TypeScript checks if you’re doing things that don’t make sense with types. For example, if you try to add a number and a string, TypeScript gives you an alert as you can’t do this because of different data types.

Function Types

When you create functions, TypeScript ensures that the types of inputs (parameters) and outputs (return values) match what you’ve declared. If you try to use a function incorrectly, TypeScript will catch it.

Interfaces and Custom Types

TypeScript lets you define custom structures for objects using interfaces. If an object doesn’t match what you’ve defined, TypeScript will raise an error.

Code Analysis

TypeScript doesn’t just check one file at a time. It looks at your whole codebase, even if it’s spread across multiple files, to make sure everything fits together correctly.
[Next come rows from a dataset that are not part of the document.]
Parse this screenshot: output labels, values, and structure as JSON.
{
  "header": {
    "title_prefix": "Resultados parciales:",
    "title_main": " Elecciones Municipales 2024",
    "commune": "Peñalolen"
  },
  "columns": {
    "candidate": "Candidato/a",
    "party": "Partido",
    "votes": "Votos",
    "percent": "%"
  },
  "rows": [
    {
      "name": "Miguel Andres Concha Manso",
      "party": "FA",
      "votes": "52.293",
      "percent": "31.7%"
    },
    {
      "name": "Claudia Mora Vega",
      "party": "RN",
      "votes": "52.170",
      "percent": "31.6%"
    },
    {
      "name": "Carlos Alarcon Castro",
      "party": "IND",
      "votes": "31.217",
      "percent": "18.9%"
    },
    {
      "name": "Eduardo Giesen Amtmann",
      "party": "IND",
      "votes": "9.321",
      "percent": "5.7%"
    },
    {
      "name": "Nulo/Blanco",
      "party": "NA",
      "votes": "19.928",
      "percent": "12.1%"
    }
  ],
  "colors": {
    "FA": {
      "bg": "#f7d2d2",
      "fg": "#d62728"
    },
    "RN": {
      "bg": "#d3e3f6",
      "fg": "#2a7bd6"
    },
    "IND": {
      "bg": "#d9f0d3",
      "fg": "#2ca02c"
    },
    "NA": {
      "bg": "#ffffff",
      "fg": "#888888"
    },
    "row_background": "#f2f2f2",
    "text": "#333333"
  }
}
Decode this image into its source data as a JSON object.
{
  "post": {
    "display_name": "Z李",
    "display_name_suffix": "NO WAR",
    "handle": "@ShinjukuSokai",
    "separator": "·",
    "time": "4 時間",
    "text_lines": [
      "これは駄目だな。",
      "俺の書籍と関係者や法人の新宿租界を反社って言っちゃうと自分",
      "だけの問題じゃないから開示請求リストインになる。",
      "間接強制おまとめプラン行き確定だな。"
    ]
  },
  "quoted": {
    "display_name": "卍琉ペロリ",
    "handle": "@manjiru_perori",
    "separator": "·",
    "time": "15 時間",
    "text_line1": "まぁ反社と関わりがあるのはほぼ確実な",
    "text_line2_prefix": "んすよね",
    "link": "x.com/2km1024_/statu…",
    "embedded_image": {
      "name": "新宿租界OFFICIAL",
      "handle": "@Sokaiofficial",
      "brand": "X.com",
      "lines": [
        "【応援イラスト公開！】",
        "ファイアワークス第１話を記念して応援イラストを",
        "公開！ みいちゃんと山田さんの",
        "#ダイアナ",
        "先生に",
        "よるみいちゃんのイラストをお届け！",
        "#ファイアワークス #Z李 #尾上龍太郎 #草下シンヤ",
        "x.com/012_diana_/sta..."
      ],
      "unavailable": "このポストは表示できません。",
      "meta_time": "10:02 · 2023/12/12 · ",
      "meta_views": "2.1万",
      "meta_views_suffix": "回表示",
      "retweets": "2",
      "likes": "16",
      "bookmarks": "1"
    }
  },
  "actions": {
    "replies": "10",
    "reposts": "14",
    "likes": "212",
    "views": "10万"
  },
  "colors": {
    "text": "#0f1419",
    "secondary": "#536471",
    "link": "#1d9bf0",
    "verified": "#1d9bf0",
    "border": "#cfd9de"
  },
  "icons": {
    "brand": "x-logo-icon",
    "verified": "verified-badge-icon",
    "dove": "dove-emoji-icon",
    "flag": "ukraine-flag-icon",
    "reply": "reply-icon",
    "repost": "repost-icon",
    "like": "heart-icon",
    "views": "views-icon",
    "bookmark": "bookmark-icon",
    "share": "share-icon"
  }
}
IDE Assistance

TypeScript works nicely with code editors (like Visual Studio Code) that offer real-time feedback as you type. They’ll underline errors and provide suggestions, making it easier to spot and fix issues while you work.

By doing all these checks, TypeScript helps you catch and fix errors early in the development process. This leads to more reliable and maintainable code because you catch issues before they become problems during runtime.

What is An Interface in TypeScript?

In TypeScript, an interface is like a blueprint for objects. It’s a way to define a contract for what the structure of an object should look like. Essentially, an interface specifies what properties and methods an object should have, as well as the data types of those properties and the function signatures of those methods.

Think of an interface as a set of rules that objects must follow if they claim to implement that interface. It helps ensure consistency and type safety when working with objects in your code.

Here’s a simple example of defining and using an interface in TypeScript:

interface Person {

    firstName: string;

    lastName: string;

    age: number;


const alice: Person = {

    firstName: “Atish”,

    lastName: “Ranjan”,

    age: 30,


In this example:

  1. We define an interface called Person that specifies the structure of a person object.
  2. The Person interface requires objects to have firstName (a string), lastName (a string), and age (a number) properties.
  3. We create an object named Atish that adheres to the Person interface by having the required properties. 

Interfaces are particularly useful in scenarios where you want to ensure that different parts of your codebase work with objects in a consistent way. They also make your code more self-documenting because they clearly define what an object should look like.

Bonus TypeScript Interview Questions

The list of interview questions can be long, and I cannot write answers for each. Thus, I am sharing a list of some more TypeScript Interview Questions, and you try to find the answer and prepare for that as well.

  • What are some of the Features of TypeScript?
  • How it is Better Than JavaScript?
  • What are the disadvantages of using TypeScript?
  • How to Install TypeScript on Your Windows PC?
  • How to install TypeScript on Mac?
  • What is the Default Parameters Function in TypeScript?
  • Explain how enums work in TypeScript?
  • What is parameter restructuring?
  • Explain the different variants of the for loop in TypeScript?
  • What is the purpose of noImplicitAny?
  • Explain the tuple types in TypeScript?


As you have read, TypeScript interview questions will be fairly technical, and thus, your answer should be like that only. I have shared both questions and answers so that you can get an idea. There may be more questions, you can check based on the idea.

In any TypeScript interview, you will be tested on basic concepts like variables, data types, and type annotations, advancing to interfaces. 

I hope this article will help you in preparing for the interview. Best of Luck!!

About the author

Atish Ranjan

Hi there, I am Atish Ranjan! I have been into work and business for more than 11 years now; I have given and taken numerous interviews over the years.
Thus, I started to share my knowledge & experience with you! Hope you enjoy reading here.

About the Author

Hi there, I am Atish Ranjan! I have been into work and business for more than 11 years now; I have given and taken numerous interviews over the years. Thus, I started to share my knowledge & experience with you! Hope you enjoy reading here.